It will remain a matter of debate whether the chosen intervention was the right one. In retrospect the written consultation in September would have been a better time to decide on vaccination for children and adolescents. The restriction to adolescents of 19 years and younger was in retrospect rather meagre. In community outbreaks elsewhere group C often includes people up to 25 or 30 years of age. No fixed threshold value for vaccination has been established for the Netherlands, every (community) outbreak being managed according its own characteristics. From the discussions in the OMT it is clear however that the Dutch threshold will most likely be close to 40/100 000. This first meningococcal experience shows the accuracy of LCI decision making and will help to improve the speed and quality of decision making in the future. Data from the NRBM are essential for deciding whether or not a cluster can be regarded as an outbreak. The adverse events reporting system installed by the GGD during and after the campaign brought no serious adverse events to light. Further epidemiological and microbiological evaluation is necessary to assess the long term effects of vaccination. Good cooperation between national and local authorities resulted in a successful action. The control and prevention of meningococcal disease remains a challenge for all governmental bodies concerned (10).



1. Jackson LA, Schuchat A, Reeves PhD, Wenger JD. Serogroup C meningococcal outbreaks in the United States. JAMA 1995; 273: 383-9.

2. Van Loock F. Meningococcal disease associated with an international youth football tournament in Belgium. Eurosurveillance Weekly 1997; 1: 970619. (

3. Wildemeersch D, Forier AM. Een meningokokken C cluster na een internationaal jeugdvoetbaltoernooi. Epidemiologisch Bulletin van de Vlaamse Gemeenschap 1998; 21: 1-8. (A meningococcal C cluster after an international youth football tournament, in Dutch).

4. LCI protocol Meningokokkose - invasieve meningokokkeninfecties. Den Haag, LCI 1997 (National communicable disease control guidelines, Meningococcal disease, in Dutch).

5. Hume SE. Mass voluntary immunization campaigns for meningococcal disease in Canada: media hysteria. Letter from British Colombia. JAMA 1992; 267: 1833-8.

6. Gold R, Artenstein MS. Meningococcal infections. 2. Field trial of group C meningococcal polysaccharide vaccine in 1969-70. Bull World Health Organ 1971; 45: 279-82.

7. Masterton RG, Youngs ER, Wardle JC, Croft KF, Jones DM. Control of an outbreak of group C meningococcal meningitis with a polysaccharide vaccine. J Infect 1988; 17: 177-82.

8. Rosenstein N, Levine O, Taylor JP, Evans D, Plikayitis BD, Wenger JD, Perkins BA. Efficay of meningococcal Vaccine ans Barriers to Vaccination. JAMA 1998; 279: 435-9.

9. Hubert B, Caugant DA. Recent changes in meningococcal disease in Europe. Eurosurveillance 1997; 2: 69-71.

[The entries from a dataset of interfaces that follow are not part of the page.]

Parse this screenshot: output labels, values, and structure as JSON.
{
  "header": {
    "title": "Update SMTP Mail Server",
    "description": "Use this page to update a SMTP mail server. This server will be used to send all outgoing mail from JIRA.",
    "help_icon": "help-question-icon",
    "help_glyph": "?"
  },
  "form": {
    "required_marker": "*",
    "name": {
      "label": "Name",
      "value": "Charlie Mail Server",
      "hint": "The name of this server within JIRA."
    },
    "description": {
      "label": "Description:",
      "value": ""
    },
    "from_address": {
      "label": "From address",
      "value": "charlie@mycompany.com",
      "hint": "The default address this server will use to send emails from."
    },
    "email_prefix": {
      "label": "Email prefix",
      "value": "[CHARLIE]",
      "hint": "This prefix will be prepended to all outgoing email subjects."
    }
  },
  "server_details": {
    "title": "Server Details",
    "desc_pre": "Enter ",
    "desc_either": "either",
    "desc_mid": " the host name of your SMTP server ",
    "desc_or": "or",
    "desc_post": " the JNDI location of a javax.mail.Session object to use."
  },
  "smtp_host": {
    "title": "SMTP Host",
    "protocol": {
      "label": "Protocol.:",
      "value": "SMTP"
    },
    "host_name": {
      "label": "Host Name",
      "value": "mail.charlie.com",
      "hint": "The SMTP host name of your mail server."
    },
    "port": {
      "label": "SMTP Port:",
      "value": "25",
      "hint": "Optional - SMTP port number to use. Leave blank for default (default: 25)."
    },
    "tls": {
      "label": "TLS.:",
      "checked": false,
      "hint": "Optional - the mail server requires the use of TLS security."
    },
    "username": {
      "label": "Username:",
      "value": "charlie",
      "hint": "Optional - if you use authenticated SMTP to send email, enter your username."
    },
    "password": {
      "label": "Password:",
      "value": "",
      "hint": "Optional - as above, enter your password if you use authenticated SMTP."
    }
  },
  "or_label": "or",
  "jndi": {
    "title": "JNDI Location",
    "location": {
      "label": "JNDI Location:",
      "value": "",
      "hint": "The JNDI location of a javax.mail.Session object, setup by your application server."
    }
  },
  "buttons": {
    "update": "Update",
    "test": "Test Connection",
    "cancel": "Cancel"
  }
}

10. Moore KA, Osterholm MT. Meningococcal disease and public health practice. A complicated road map. JAMA 1998; 279: 472-3.

Back to Table of Contents
en es fr pt
Previous Next

Disclaimer:The opinions expressed by authors contributing to Eurosurveillance do not necessarily reflect the opinions of the European Centre for Disease Prevention and Control (ECDC) or the editorial team or the institutions with which the authors are affiliated. Neither ECDC nor any person acting on behalf of ECDC is responsible for the use that might be made of the information in this journal.
The information provided on the Eurosurveillance site is designed to support, not replace, the relationship that exists between a patient/site visitor and his/her physician. Our website does not host any form of commercial advertisement.

Eurosurveillance [ISSN] - ©2007-2013. All rights reserved

This website is certified by Health On the Net Foundation. Click to verify. This site complies with the HONcode standard for trustworthy health information:
verify here.